But they do have a really open box ad approach where you can tune it. We asked users whether they need those knobs… There’s a computing idea which is users selling their data. Now, it turns out you don’t get paid much if people disclose their data because it becomes stale. They say that a cookie that’s 30 days old is worth not as much, and if it’s 90 days old it’s trash, so just forget about it.

People’s habits do change, there is certain seasonality, there is certain regularity but people’s interest in e-commerce habits do shift. So if you’re selling your data you don’t want to give out the seasonal stable data because you’re just giving away the store. If you give away the data that’s going to shift over time you should probably not be underpaid for it. You should make them come to you and that’s our model.

People say ‘Google sells your data’ or ‘Facebook sells your data’ – they don’t do that because they’d be giving away all the data for someone else to mine.
Instead they bring advertisers into the transactional model with these dashboards. Then many small fractions of a penny add up and that is how their ad budget gets spent. Then the questions arise: did it really work? Was it fraud? Did it drive sales? It’s hard to know – it’s not a science.

We think users generally want something that’s automatic. If they like the ads and they don’t tune them – that’s better. So we think the average user, most users won’t want to get into this data curation business. If you really curated your data very carefully it might be super valuable.

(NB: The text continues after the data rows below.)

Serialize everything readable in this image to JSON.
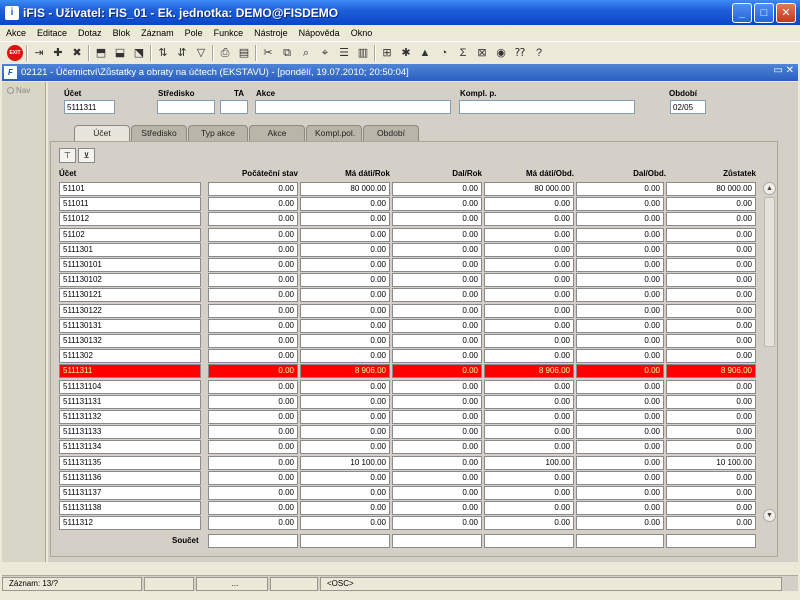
{
  "window": {
    "title": "iFIS - Uživatel: FIS_01 - Ek. jednotka: DEMO@FISDEMO"
  },
  "menu": [
    "Akce",
    "Editace",
    "Dotaz",
    "Blok",
    "Záznam",
    "Pole",
    "Funkce",
    "Nástroje",
    "Nápověda",
    "Okno"
  ],
  "toolbar": {
    "exit_label": "EXIT"
  },
  "form": {
    "title": "02121 - Účetnictví\\Zůstatky a obraty na účtech (EKSTAVU) - [pondělí, 19.07.2010; 20:50:04]"
  },
  "nav_label": "Nav",
  "header": {
    "ucet_label": "Účet",
    "ucet_value": "5111311",
    "stredisko_label": "Středisko",
    "stredisko_value": "",
    "ta_label": "TA",
    "ta_value": "",
    "akce_label": "Akce",
    "akce_value": "",
    "kompl_label": "Kompl. p.",
    "kompl_value": "",
    "obdobi_label": "Období",
    "obdobi_value": "02/05"
  },
  "tabs": [
    "Účet",
    "Středisko",
    "Typ akce",
    "Akce",
    "Kompl.pol.",
    "Období"
  ],
  "columns": [
    "Účet",
    "Počáteční stav",
    "Má dáti/Rok",
    "Dal/Rok",
    "Má dáti/Obd.",
    "Dal/Obd.",
    "Zůstatek"
  ],
  "rows": [
    [
      "51101",
      "0.00",
      "80 000.00",
      "0.00",
      "80 000.00",
      "0.00",
      "80 000.00"
    ],
    [
      "511011",
      "0.00",
      "0.00",
      "0.00",
      "0.00",
      "0.00",
      "0.00"
    ],
    [
      "511012",
      "0.00",
      "0.00",
      "0.00",
      "0.00",
      "0.00",
      "0.00"
    ],
    [
      "51102",
      "0.00",
      "0.00",
      "0.00",
      "0.00",
      "0.00",
      "0.00"
    ],
    [
      "5111301",
      "0.00",
      "0.00",
      "0.00",
      "0.00",
      "0.00",
      "0.00"
    ],
    [
      "511130101",
      "0.00",
      "0.00",
      "0.00",
      "0.00",
      "0.00",
      "0.00"
    ],
    [
      "511130102",
      "0.00",
      "0.00",
      "0.00",
      "0.00",
      "0.00",
      "0.00"
    ],
    [
      "511130121",
      "0.00",
      "0.00",
      "0.00",
      "0.00",
      "0.00",
      "0.00"
    ],
    [
      "511130122",
      "0.00",
      "0.00",
      "0.00",
      "0.00",
      "0.00",
      "0.00"
    ],
    [
      "511130131",
      "0.00",
      "0.00",
      "0.00",
      "0.00",
      "0.00",
      "0.00"
    ],
    [
      "511130132",
      "0.00",
      "0.00",
      "0.00",
      "0.00",
      "0.00",
      "0.00"
    ],
    [
      "5111302",
      "0.00",
      "0.00",
      "0.00",
      "0.00",
      "0.00",
      "0.00"
    ],
    [
      "5111311",
      "0.00",
      "8 906.00",
      "0.00",
      "8 906.00",
      "0.00",
      "8 906.00"
    ],
    [
      "511131104",
      "0.00",
      "0.00",
      "0.00",
      "0.00",
      "0.00",
      "0.00"
    ],
    [
      "511131131",
      "0.00",
      "0.00",
      "0.00",
      "0.00",
      "0.00",
      "0.00"
    ],
    [
      "511131132",
      "0.00",
      "0.00",
      "0.00",
      "0.00",
      "0.00",
      "0.00"
    ],
    [
      "511131133",
      "0.00",
      "0.00",
      "0.00",
      "0.00",
      "0.00",
      "0.00"
    ],
    [
      "511131134",
      "0.00",
      "0.00",
      "0.00",
      "0.00",
      "0.00",
      "0.00"
    ],
    [
      "511131135",
      "0.00",
      "10 100.00",
      "0.00",
      "100.00",
      "0.00",
      "10 100.00"
    ],
    [
      "511131136",
      "0.00",
      "0.00",
      "0.00",
      "0.00",
      "0.00",
      "0.00"
    ],
    [
      "511131137",
      "0.00",
      "0.00",
      "0.00",
      "0.00",
      "0.00",
      "0.00"
    ],
    [
      "511131138",
      "0.00",
      "0.00",
      "0.00",
      "0.00",
      "0.00",
      "0.00"
    ],
    [
      "5111312",
      "0.00",
      "0.00",
      "0.00",
      "0.00",
      "0.00",
      "0.00"
    ]
  ],
  "selected_row": 12,
  "sum_label": "Součet",
  "status": {
    "record": "Záznam: 13/?",
    "ellipsis": "...",
    "osc": "<OSC>"
  }
}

The other fact about advertising is that there is, like I said, at least $80 billion in the US last year across probably 250 million humans (that’s optimised for adults and young adults online). That’s $320 per person if you do the math. So you end up with a gross spend of $320 and the user gets nothing.

It turns out some users are much more valuable. So it’s not all flat $320 per person. There are some that are indeed buying these fancy cars or medical devices. This is true for Google Search, I heard this directly from Sergey Brin in 2004. And when I asked him why Firefox was making so much money off the new search deal – on the first month it performed very well, and we only had a few million users at the time – I think it was Firefox 0.9. He said ‘Oh, but your users do more shopping, searching and eCommerce’.

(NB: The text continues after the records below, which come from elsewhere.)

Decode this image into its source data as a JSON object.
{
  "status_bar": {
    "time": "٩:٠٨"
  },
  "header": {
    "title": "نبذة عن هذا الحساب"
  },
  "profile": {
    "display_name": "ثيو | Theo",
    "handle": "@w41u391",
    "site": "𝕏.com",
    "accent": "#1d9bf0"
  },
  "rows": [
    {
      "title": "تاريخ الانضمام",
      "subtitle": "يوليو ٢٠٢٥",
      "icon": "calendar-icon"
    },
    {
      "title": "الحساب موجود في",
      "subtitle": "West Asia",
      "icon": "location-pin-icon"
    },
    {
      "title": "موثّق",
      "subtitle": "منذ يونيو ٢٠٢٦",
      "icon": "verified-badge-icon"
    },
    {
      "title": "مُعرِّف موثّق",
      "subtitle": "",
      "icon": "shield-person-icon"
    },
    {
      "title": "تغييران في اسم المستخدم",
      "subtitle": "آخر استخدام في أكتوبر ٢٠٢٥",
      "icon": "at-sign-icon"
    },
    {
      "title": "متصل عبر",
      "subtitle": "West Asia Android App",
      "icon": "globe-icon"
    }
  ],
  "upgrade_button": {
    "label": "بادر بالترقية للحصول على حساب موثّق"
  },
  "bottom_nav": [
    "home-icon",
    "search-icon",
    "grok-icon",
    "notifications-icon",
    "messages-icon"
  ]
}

We’ve optimised our search ads for the long tail of high margin items where they can charge more for the ad space or for the keyword. So it’s not a uniform distribution, it’s not a flat distribution. There are whales, there are whole species out there who are worth more.

That’s where I think Brave also pulls early adopters from. We get more valuable users that way – just as Firefox did.

LL: So how does the current bear market market affect your operations?

Brendan Eich: The market might be turning around. We’re not speculators. We’re building a utility token so we pretty much ignore the price. We hope that as we build utility the price stabilizes – as per 7.3 in our white paper. We take the view of all the smart investors – we HODL.

I think that’s what people should do with crypto if they have conviction. It isn’t for momentum play although I know people do day trading crypto. That’s a full time job and it’ll make you crazy, it will overwrite your brain. I think it’s important to try to fulfill the vision of the utility token that we articulated and others have articulated.

So we’re pretty much ignoring the market conditions.

LL: We’ll be wrapping this up with our last question: how about the numbers of Brave downloads or publishers? Are they rising?

Brendan Eich: Yes they indeed are. Brave currently has 4 million monthly active users and over 21,000 verified Publishers.

LL: Thank you for your time Brendan, it was an interesting experience talking to you.

Brendan Eich: Likewise, it was a pleasure meeting you.


If you’ve enjoyed this interview and would like to learn more about Brendan and his ventures, be sure to check out Brave Browser, BAT and his Twitter. Don’t forget to read other interviews we’ve prepared.